  1. I can completely relate to this story. As a child I was worried sick with anxiety. The depression didn't come until I was a teenager. When I was a kid I knew it was shyness and introversion that kept me from being comfortable at school. No pre-K or daycare for me because the thought was unbearable. I missed the first week of kindergarten because I broke out into hives on Day 1. The stakes were higher in middle and high school. College was better but I was relatively antisocial and I worried down to 117 pounds in law school because of the terror of constantly going before judges and talking to juries. This story makes me feel sad but the best news is that you recognize this and can do something about it. She can learn techniques and other really creative ways to channel her pent up energy so that she can calm herself on her own. There is a lot of research out there that demonstrates that bright and creative, artistic children tend to have these problems. Because she is a child it can be, and will be better for her. There is no way you won't worry but I promise you she will thank you so much for not ignoring it and making her fee crazy. As for me, the problem was not identified and treated until adulthood. I hope Lucy feels well very soon. Kate, just know that you are taking all of the appropriate steps and none of this is your fault. She will likely be better off in the long run...and happier. Take care.

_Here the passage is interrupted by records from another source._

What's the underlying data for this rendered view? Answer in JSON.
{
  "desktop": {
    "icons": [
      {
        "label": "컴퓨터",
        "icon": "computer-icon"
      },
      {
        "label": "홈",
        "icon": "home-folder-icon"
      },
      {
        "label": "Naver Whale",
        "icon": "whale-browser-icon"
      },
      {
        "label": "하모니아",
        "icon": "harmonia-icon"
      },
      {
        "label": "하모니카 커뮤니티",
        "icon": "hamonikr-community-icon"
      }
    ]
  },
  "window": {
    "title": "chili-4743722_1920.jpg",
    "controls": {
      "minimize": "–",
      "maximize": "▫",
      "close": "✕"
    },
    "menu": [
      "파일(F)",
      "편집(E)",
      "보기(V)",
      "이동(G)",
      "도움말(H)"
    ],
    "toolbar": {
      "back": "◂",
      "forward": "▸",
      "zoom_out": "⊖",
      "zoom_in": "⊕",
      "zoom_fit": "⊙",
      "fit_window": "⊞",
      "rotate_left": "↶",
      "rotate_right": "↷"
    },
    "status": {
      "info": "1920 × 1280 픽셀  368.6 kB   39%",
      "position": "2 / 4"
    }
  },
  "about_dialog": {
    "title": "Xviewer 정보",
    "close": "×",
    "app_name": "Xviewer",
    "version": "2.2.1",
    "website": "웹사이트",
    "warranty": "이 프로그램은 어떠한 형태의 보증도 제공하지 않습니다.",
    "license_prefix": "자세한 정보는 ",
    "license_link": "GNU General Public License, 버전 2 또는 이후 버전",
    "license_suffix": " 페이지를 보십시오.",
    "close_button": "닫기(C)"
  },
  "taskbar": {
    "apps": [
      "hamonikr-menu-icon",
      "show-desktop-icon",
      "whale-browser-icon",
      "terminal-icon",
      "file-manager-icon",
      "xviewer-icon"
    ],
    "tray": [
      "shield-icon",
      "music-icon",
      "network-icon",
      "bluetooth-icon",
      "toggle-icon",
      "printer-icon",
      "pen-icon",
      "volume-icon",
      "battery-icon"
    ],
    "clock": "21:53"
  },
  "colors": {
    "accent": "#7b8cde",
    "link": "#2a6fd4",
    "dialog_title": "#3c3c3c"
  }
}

  2. Kate, I just want to offer you a hug. This is just heartbreaking. It sounds like you are on top of it as far as who you have contacted to help. I'm sure it doesn't feel like you are very on top of anything. But, for what it is worth, I'm proud of you for posting this. I was a pretty depressed little kid, and never received any help for it. It sure would have been easier if I had, I think. But, I came through, and I'm totally normal! ;)
    Anyway...Lucy is lucky to have such a loving family. I know you are fighting for her. Lots of love to you, Lucy, and the rest of the family.

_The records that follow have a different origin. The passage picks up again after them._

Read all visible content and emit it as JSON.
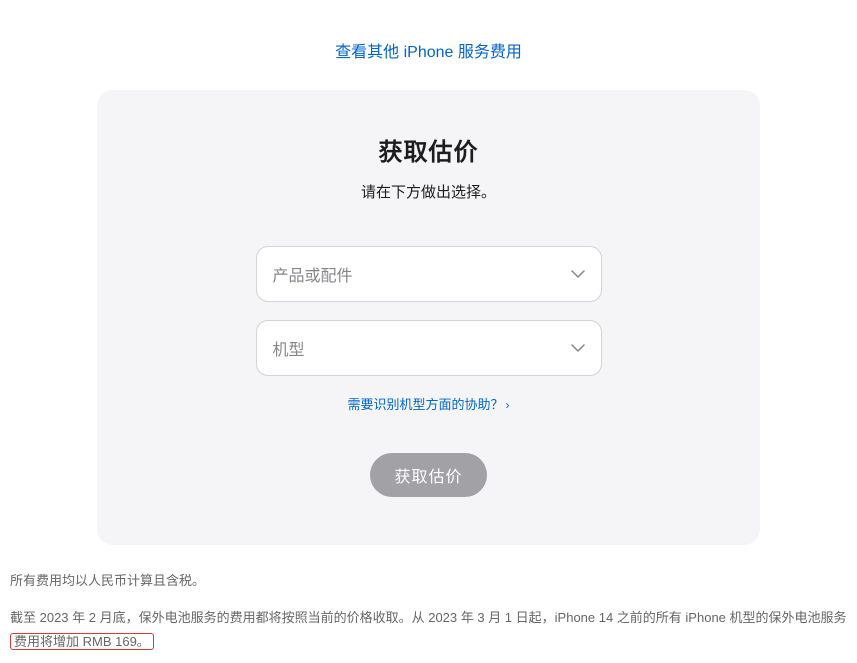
{
  "topLink": {
    "text": "查看其他 iPhone 服务费用"
  },
  "card": {
    "title": "获取估价",
    "subtitle": "请在下方做出选择。",
    "selectProduct": {
      "placeholder": "产品或配件"
    },
    "selectModel": {
      "placeholder": "机型"
    },
    "helpLink": {
      "text": "需要识别机型方面的协助？",
      "arrow": "›"
    },
    "submitButton": {
      "label": "获取估价"
    }
  },
  "disclaimer": {
    "line1": "所有费用均以人民币计算且含税。",
    "line2_part1": "截至 2023 年 2 月底，保外电池服务的费用都将按照当前的价格收取。从 2023 年 3 月 1 日起，iPhone 14 之前的所有 iPhone 机型的保外电池服务",
    "line2_highlight": "费用将增加 RMB 169。"
  }
}
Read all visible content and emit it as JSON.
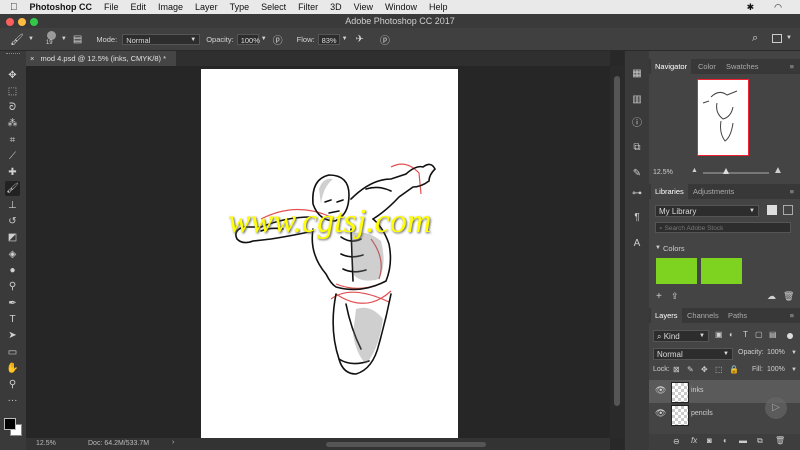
{
  "menubar": {
    "app_name": "Photoshop CC",
    "items": [
      "File",
      "Edit",
      "Image",
      "Layer",
      "Type",
      "Select",
      "Filter",
      "3D",
      "View",
      "Window",
      "Help"
    ]
  },
  "window": {
    "title": "Adobe Photoshop CC 2017"
  },
  "options": {
    "brush_size": "19",
    "mode_label": "Mode:",
    "mode_value": "Normal",
    "opacity_label": "Opacity:",
    "opacity_value": "100%",
    "flow_label": "Flow:",
    "flow_value": "83%"
  },
  "document": {
    "tab_title": "mod 4.psd @ 12.5% (inks, CMYK/8) *",
    "watermark": "www.cgtsj.com"
  },
  "status": {
    "zoom": "12.5%",
    "doc_size": "Doc: 64.2M/533.7M"
  },
  "navigator": {
    "tabs": [
      "Navigator",
      "Color",
      "Swatches"
    ],
    "zoom": "12.5%"
  },
  "libraries": {
    "tabs": [
      "Libraries",
      "Adjustments"
    ],
    "library_name": "My Library",
    "search_placeholder": "Search Adobe Stock",
    "colors_label": "Colors",
    "swatch_color": "#7ed321"
  },
  "layers": {
    "tabs": [
      "Layers",
      "Channels",
      "Paths"
    ],
    "filter_kind": "Kind",
    "blend_mode": "Normal",
    "opacity_label": "Opacity:",
    "opacity_value": "100%",
    "lock_label": "Lock:",
    "fill_label": "Fill:",
    "fill_value": "100%",
    "items": [
      {
        "name": "inks"
      },
      {
        "name": "pencils"
      }
    ]
  },
  "colors": {
    "accent": "#4a90d9",
    "watermark": "#ffff00",
    "pencil": "#d33"
  }
}
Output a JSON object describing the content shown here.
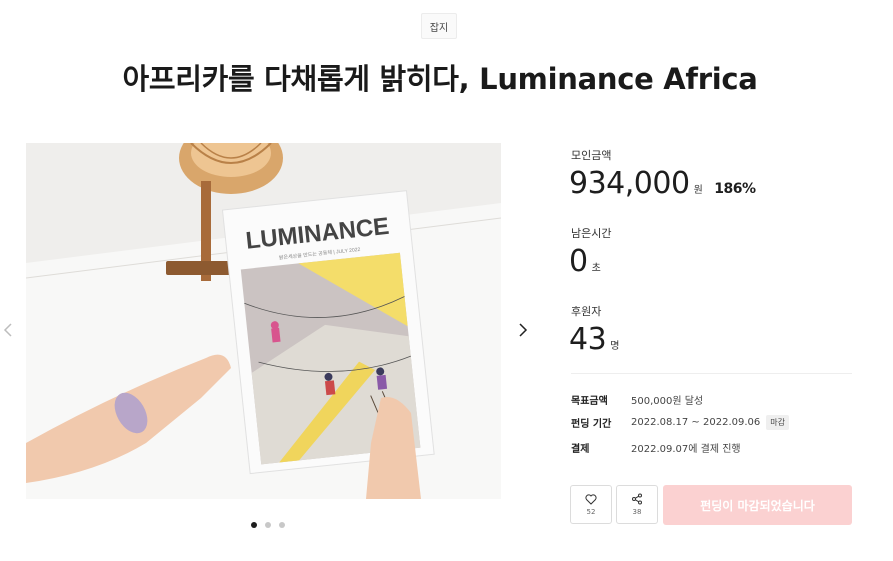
{
  "category": {
    "label": "잡지"
  },
  "title": "아프리카를 다채롭게 밝히다, Luminance Africa",
  "gallery": {
    "magazine_title": "LUMINANCE",
    "magazine_subtitle": "밝은세상을 만드는 공동체 | JULY 2022",
    "slide_count": 3,
    "active_slide": 1
  },
  "stats": {
    "raised": {
      "label": "모인금액",
      "value": "934,000",
      "unit": "원",
      "percent": "186%"
    },
    "remaining": {
      "label": "남은시간",
      "value": "0",
      "unit": "초"
    },
    "backers": {
      "label": "후원자",
      "value": "43",
      "unit": "명"
    }
  },
  "details": {
    "goal": {
      "key": "목표금액",
      "value": "500,000원 달성"
    },
    "period": {
      "key": "펀딩 기간",
      "value": "2022.08.17 ~ 2022.09.06",
      "status": "마감"
    },
    "payment": {
      "key": "결제",
      "value": "2022.09.07에 결제 진행"
    }
  },
  "actions": {
    "like_count": "52",
    "share_count": "38",
    "closed_label": "펀딩이 마감되었습니다"
  },
  "colors": {
    "closed_button": "#fbd1d1",
    "active_dot": "#1e1e1e"
  }
}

  3. thanks to both of you. I appreciate your kind words more than you know. xo

  4. Hugs to my child and grandchild, both of whom will come out the other side of this smelling like roses. Really.

  5. Okay...I'm gonna go ahead and put this out there, even though I run the risk of "crossing the line". I've never had a conversation with you, Kate, on this topic, and I don't wish to presume anything. I'm just offering something I grew up with and also passed on to my girls. It's not contrary to all that you've listed above...meeting with the counselors,'s in addition to those very wise plans of action.

    It's basically this...pray with the bedtimes. (And for all I already do...again, sorry if I'm touching a nerve.)

    I just remember countless times that my Mom and Dad each helped me through some tough years as a kid, and definitely through tougher ones as an adult. What I learned as a child was that the Spirit of God is also called "The Comforter". Even when my parents weren't always there with me...GOD was then...and IS now.

    Forgive me if this backs you into a corner, or makes you feel uncomfortable. I never mean to do that. But there's something interesting that happens when a young child begins to understand that there's Someone out there who is bigger than any of our problems and fears. And it's not just how much belief I can's that God actually RESPONDS when we talk to Him. The storms in our hearts and minds can be calmed, in a way that isn't of our own doing.

    Anyway...I'll be praying for you and Lucy, if that's okay with you. It's TOUGH being a parent, and watching your little one suffer. God can say the same thing!